- **What the task requires**:
Omit the pictures and return every entry exactly as written.

- **Dataset**:
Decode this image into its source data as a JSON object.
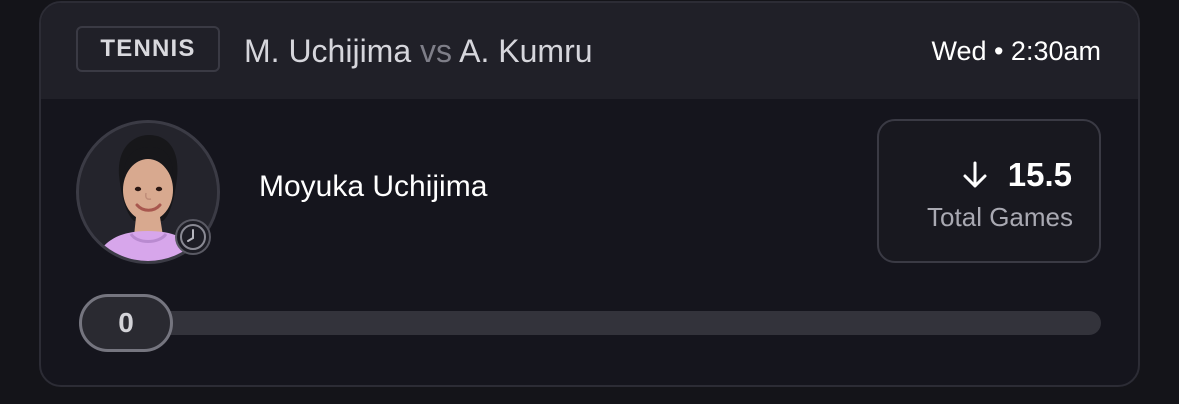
{
  "header": {
    "sport": "TENNIS",
    "player_one": "M. Uchijima",
    "vs": "vs",
    "player_two": "A. Kumru",
    "time": "Wed • 2:30am"
  },
  "player": {
    "name": "Moyuka Uchijima",
    "avatar_icon": "player-avatar",
    "status_icon": "clock-icon"
  },
  "stat": {
    "direction_icon": "arrow-down-icon",
    "value": "15.5",
    "label": "Total Games"
  },
  "progress": {
    "current": "0",
    "fraction": 0
  },
  "colors": {
    "background": "#141419",
    "header": "#202028",
    "accent": "#ffffff",
    "muted": "#7e7e88"
  }
}
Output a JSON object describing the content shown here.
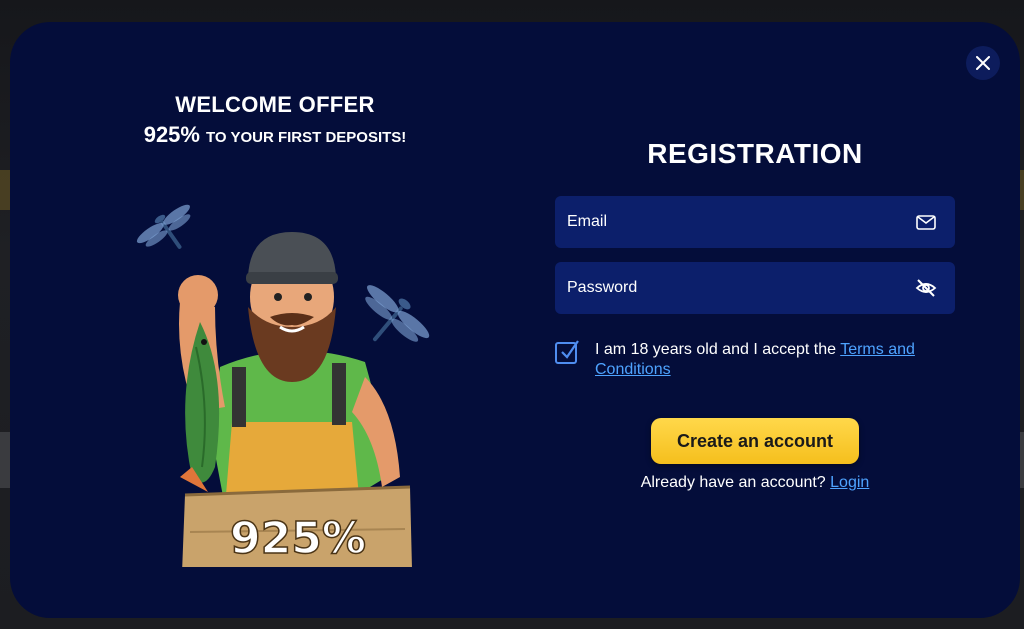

- **Answer area**:
Decode this image into its source data as a JSON object.
{
  "header": {
    "sport": "TENNIS",
    "player_one": "M. Uchijima",
    "vs": "vs",
    "player_two": "A. Kumru",
    "time": "Wed • 2:30am"
  },
  "player": {
    "name": "Moyuka Uchijima",
    "avatar_icon": "player-avatar",
    "status_icon": "clock-icon"
  },
  "stat": {
    "direction_icon": "arrow-down-icon",
    "value": "15.5",
    "label": "Total Games"
  },
  "progress": {
    "current": "0",
    "fraction": 0
  },
  "colors": {
    "background": "#141419",
    "header": "#202028",
    "accent": "#ffffff",
    "muted": "#7e7e88"
  }
}
Output a JSON object describing the content shown here.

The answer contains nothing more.